Spokesman: No, I don’t think anyone sees anything as deadlocked. I think we think the international… this is a representation of the unified will of the international community to try to help the parties move forward.
Question: And one very different question, on vaccines, fresh concern about vaccines in the US, concerning Europe about AstraZeneca, Johnson & Johnson. I know it’s not the SG’s job to weigh in on which vaccines are safe, but it is his job to… for the public messaging that you want as many people vaccinated as possible. How worried is he that the current health concerns around the world about different vaccines are going to stop or reduce vaccine take-up?
Spokesman: Well, I think the concern is not so much about what is coming out of medical… the medical authorities. The concern is what is coming out of disinformation. I think it is very important that people listen to medical advice, follow the advice of experts. The disinformation is a concern to us, but I also think that Governments and including the UN need to do a really good job in terms of hearing people’s concerns, because some of those are not just based on disinformation. So, I think we also need to make sure that the public information campaigns actually speak to the concerns of the people.
Question: Thank you. Just returning to the missed Guernica, you had mentioned that there are ongoing conversations with the Rockefeller family. Does that mean there’s some hope that the great painting, tapestry may be returned?
Spokesman: Hope is my middle name. [laughter]

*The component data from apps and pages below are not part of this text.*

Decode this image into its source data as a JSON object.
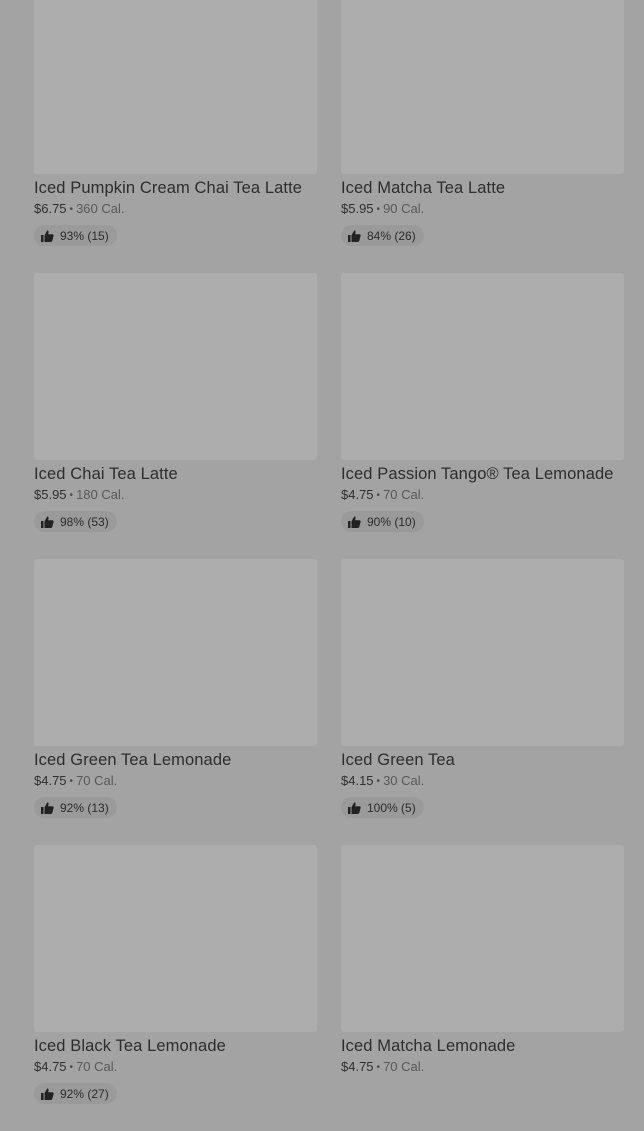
{
  "items": [
    {
      "name": "Iced Pumpkin Cream Chai Tea Latte",
      "price": "$6.75",
      "separator": "•",
      "calories": "360 Cal.",
      "rating": "93% (15)"
    },
    {
      "name": "Iced Matcha Tea Latte",
      "price": "$5.95",
      "separator": "•",
      "calories": "90 Cal.",
      "rating": "84% (26)"
    },
    {
      "name": "Iced Chai Tea Latte",
      "price": "$5.95",
      "separator": "•",
      "calories": "180 Cal.",
      "rating": "98% (53)"
    },
    {
      "name": "Iced Passion Tango® Tea Lemonade",
      "price": "$4.75",
      "separator": "•",
      "calories": "70 Cal.",
      "rating": "90% (10)"
    },
    {
      "name": "Iced Green Tea Lemonade",
      "price": "$4.75",
      "separator": "•",
      "calories": "70 Cal.",
      "rating": "92% (13)"
    },
    {
      "name": "Iced Green Tea",
      "price": "$4.15",
      "separator": "•",
      "calories": "30 Cal.",
      "rating": "100% (5)"
    },
    {
      "name": "Iced Black Tea Lemonade",
      "price": "$4.75",
      "separator": "•",
      "calories": "70 Cal.",
      "rating": "92% (27)"
    },
    {
      "name": "Iced Matcha Lemonade",
      "price": "$4.75",
      "separator": "•",
      "calories": "70 Cal.",
      "rating": null
    }
  ],
  "icons": {
    "rating": "thumbs-up-icon"
  },
  "colors": {
    "overlay_background": "#a3a3a3",
    "thumbnail_placeholder": "#adadad",
    "rating_pill": "#9a9a9a"
  }
}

All right. On that note, I don’t think you’re getting a PGA (President of the General Assembly) briefing, and we shall see each other mañana.